Symptoms of stem canker first appear as small red lesions on succulent stems. Lesions become swollen and broadly conical within six months. Symptoms vary with the susceptibility of the cultivar. Numerous fruiting bodies of the pathogen occur in cankers of susceptible cultivars. Stems of current season growth are infected in late spring during wet weather and spread by wind throughout the planting. After cankers develop the stem can become girdled and will eventually die. In resistant cultivars, the fungus is restricted to outer portions of the stem, and those cankers are small raised lesions.

Stem blight is commonly known as dieback. Early symptoms will show up as yellowing and reddened or drying leaves on one or more branches. The most obvious clue is a dead branch among live branches. Infection near the ends of twigs can be confused with winter injury. Inoculum is present throughout the growing season in the south, with levels highest in June and July. This fungus enters the plant through wound sites. Most infections occur in the early part of

the growing season. Infected plants begin showing symptoms about 4-6 weeks after infection takes place. Dormant application of lime sulfur is recommended for control.
Phomopsis Canker and Twig BlightPathogen: Phomopsis vaccinii

Phomopsis canker overwinters in infected plant parts. The primary symptom of twig infection is a blighting of one-year-old woody stems that have flower buds. As with other canker diseases, the most conspicuous symptom is “flagging”–during the summer, individual stems wilt and die while leaves turn reddish and remain attached. Under severe disease conditions, several individual canes may be affected on a single bush. The fungus enters the flower buds and eventually moves into the stem. Infected stems will wilt and die, and young twigs will die back from elongated cankers produced by the fungus.
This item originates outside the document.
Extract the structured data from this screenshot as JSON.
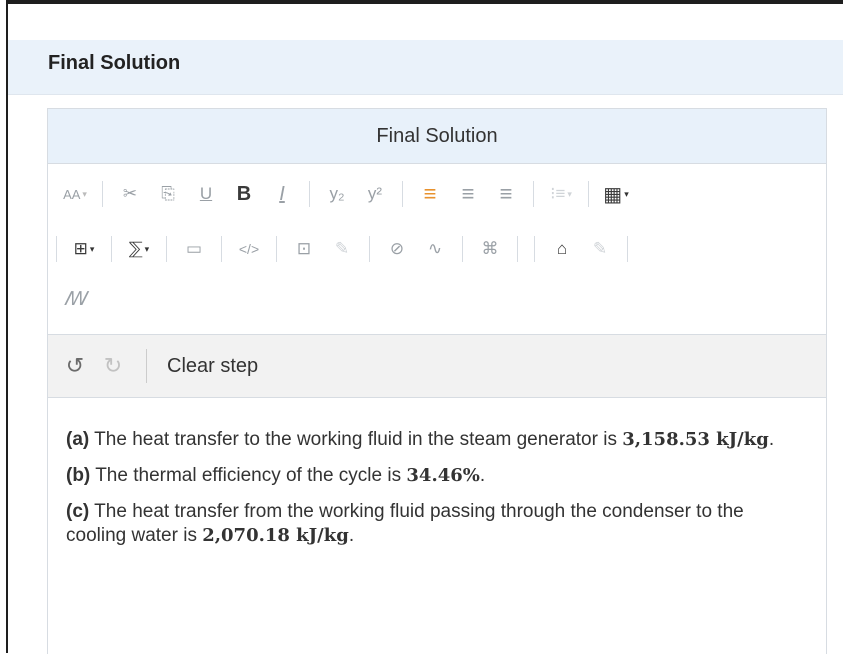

Cankers on one-year-old stems become obvious by early summer and continue to progress downward, eventually encircling the entire shoot. In hot weather, leaves on infected twigs turn brown and remain attached to the stem. As canes mature, they become girdled by the diseased lesions. Fruiting structures of the fungus will form on dead twigs and leaves. These fruiting structures look like small, black dots, which are the spore-containing bodies (pycnidia) of the fungus. These spores are spread primarily by rain splash. Infected fruit are soft and often split and leak juice. To aid control apply lime sulfur at bud-break and in the fall.
Blueberry Bud MiteScientific Name: Acalitus vaccinii

All four life stages of the blueberry bud mite live together in large clusters and reproduce rapidly within the scales of the blueberry bud. 15 days are required from oviposition to the adult stage. During fall and early winter, all four life stages are present in low numbers between the preferred large and succulent scales of dormant flower buds. The mites remain almost continuously in the protective confines of the bud. Here, they feed on the epidermal region of the developing leaf, floral parts, and the developing fruit, transferring a substance or toxin, causing the tissue to become roughened and blistered in appearance. Buds appear rosetted and may desiccate due to mite feeding and fail to open. Flowers and berries developing from buds with few mites usually have small blisters and pimples. Summer generations cause retarded leaf growth, reducing the vegetative growth that impacts the following year’s crop.

Although some blueberry cultivars are less likely to be infested, there are no fully resistant cultivars identified. Recommendations for the control of blueberry bud mite are limited to pruning of older and removing of infected branches, and post-harvest application of miticides. Unless the interior spaces of the bud scales are wetted, it is unlikely good control will be achieved. Use of a surfactant to improve the spreading and penetration of the spray increases control of bud mites.